Study objective: Survival from traumatic cardiac arrest is poor, and some consider resuscitation of this patient group futile. This study identified survival rates and characteristics of the survivors in a physician-led out-of-hospital trauma service. The results are discussed in relation to recent resuscitation guidelines.
Methods: A 10-year retrospective database review was conducted to identify trauma patients receiving out-of-hospital cardiopulmonary resuscitation. The primary outcome measure was survival to hospital discharge.
Results: Nine hundred nine patients had out-of-hospital cardiopulmonary resuscitation.
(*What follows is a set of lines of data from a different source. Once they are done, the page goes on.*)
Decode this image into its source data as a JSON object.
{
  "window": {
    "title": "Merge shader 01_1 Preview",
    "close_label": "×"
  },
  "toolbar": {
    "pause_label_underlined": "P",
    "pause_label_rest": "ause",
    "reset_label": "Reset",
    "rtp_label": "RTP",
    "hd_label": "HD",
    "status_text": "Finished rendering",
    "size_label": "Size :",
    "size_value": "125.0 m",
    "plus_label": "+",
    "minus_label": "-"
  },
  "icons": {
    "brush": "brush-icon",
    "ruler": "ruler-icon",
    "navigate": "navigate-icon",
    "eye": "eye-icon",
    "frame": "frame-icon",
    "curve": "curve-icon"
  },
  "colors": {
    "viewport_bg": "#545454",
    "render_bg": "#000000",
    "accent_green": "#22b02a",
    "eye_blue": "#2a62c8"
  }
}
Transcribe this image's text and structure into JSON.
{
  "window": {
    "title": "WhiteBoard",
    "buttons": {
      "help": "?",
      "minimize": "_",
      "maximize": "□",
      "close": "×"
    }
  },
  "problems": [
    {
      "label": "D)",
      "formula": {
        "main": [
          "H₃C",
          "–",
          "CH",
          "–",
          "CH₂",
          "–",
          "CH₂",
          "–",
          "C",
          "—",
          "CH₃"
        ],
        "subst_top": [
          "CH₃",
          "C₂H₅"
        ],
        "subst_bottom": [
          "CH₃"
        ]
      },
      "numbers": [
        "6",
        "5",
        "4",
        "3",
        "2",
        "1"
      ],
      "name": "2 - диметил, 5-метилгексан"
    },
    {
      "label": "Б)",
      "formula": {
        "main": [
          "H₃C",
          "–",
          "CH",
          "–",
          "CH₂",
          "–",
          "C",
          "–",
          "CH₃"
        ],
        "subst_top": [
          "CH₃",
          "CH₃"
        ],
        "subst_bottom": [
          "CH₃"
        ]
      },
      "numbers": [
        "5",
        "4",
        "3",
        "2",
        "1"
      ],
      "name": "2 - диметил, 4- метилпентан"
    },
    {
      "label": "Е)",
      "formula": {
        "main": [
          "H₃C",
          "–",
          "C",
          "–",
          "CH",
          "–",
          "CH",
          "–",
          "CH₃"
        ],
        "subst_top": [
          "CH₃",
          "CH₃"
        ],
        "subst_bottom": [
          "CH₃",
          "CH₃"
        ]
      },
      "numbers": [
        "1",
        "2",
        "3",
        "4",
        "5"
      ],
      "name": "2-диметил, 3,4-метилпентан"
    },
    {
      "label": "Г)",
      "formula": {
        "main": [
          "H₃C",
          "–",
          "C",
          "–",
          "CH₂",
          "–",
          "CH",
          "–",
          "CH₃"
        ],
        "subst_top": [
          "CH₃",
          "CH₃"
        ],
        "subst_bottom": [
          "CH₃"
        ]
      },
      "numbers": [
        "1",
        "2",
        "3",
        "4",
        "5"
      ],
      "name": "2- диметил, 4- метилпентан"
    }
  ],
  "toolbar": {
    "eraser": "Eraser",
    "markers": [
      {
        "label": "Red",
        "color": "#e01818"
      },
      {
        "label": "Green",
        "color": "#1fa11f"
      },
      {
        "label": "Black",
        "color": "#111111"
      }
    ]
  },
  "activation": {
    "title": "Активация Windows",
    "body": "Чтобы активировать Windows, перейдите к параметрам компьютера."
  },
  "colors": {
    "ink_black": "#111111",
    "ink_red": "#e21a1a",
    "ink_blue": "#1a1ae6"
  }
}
Sixty-eight (7.5% [95% confidence interval 5.8% to 9.2%]) patients survived to hospital discharge. Six patients had isolated head injuries and 6 had cervical spine trauma. Eight underwent on-scene thoracotomy for penetrating chest trauma. Six patients recovered after decompression of tension pneumothorax. Thirty patients sustained asphyxial or hypoxic insults. Eleven patients appeared to have had "medical" cardiac arrests that occurred before and was usually the cause of their trauma. One patient survived hypovolemic cardiac arrest. Thirteen survivors breached recently published guidelines.
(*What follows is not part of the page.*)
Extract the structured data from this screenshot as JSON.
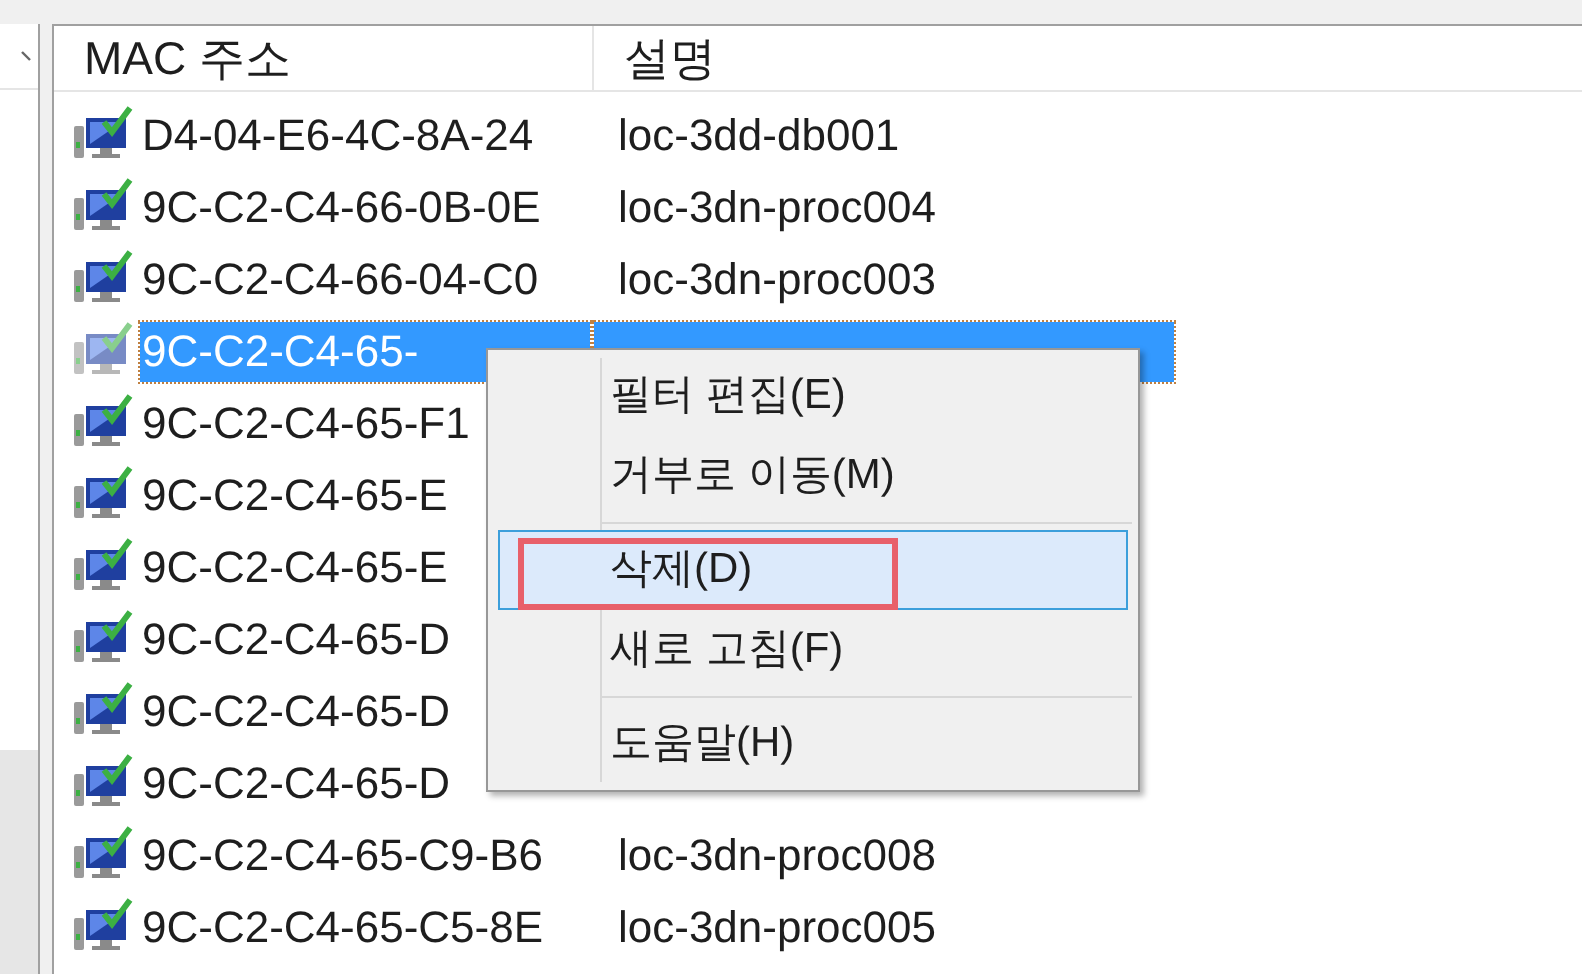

Conclusion: The survival rates described are poor but comparable with (or better than) published survival rates for out-of-hospital cardiac arrest of any cause. Patients who arrest after hypoxic insults and those who undergo out-of-hospital thoracotomy after penetrating trauma have a higher chance of survival. Patients with hypovolemia as the primary cause of arrest rarely survive. Adherence to recently published guidelines may result in withholding resuscitation in a small number of patients who have a chance of survival.